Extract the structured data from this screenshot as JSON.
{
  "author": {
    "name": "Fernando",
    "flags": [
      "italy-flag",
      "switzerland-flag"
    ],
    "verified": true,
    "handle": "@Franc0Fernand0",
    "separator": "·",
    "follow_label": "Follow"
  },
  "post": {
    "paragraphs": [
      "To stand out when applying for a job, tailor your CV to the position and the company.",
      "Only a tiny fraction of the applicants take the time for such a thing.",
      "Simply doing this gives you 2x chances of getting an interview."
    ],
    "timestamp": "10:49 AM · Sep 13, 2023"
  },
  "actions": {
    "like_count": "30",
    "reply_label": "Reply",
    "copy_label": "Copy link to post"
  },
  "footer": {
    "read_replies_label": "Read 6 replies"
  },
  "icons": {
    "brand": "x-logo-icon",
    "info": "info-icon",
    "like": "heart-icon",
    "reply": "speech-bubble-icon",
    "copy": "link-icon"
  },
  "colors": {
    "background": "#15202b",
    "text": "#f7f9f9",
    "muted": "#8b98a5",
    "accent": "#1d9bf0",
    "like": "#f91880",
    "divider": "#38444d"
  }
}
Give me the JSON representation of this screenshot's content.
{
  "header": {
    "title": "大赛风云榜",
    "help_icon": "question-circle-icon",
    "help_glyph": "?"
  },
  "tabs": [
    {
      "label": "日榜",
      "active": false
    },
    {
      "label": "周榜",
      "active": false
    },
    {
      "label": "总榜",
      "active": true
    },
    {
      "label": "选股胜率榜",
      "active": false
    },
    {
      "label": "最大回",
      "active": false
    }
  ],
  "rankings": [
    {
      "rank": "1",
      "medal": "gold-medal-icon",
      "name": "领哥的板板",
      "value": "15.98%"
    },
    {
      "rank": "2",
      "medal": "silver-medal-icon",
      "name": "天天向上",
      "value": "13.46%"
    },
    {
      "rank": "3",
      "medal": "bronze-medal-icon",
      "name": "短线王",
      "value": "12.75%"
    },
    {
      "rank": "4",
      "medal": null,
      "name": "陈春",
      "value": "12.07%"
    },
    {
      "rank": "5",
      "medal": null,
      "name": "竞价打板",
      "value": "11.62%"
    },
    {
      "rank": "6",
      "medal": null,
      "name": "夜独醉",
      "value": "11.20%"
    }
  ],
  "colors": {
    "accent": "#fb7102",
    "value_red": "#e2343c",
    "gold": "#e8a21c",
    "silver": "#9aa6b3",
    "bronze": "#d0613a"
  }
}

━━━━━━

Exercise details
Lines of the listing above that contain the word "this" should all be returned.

Answer box
Extract the structured data from this screenshot as JSON.
      "Simply doing this gives you 2x chances of getting an interview."
Give me the JSON representation of this screenshot's content.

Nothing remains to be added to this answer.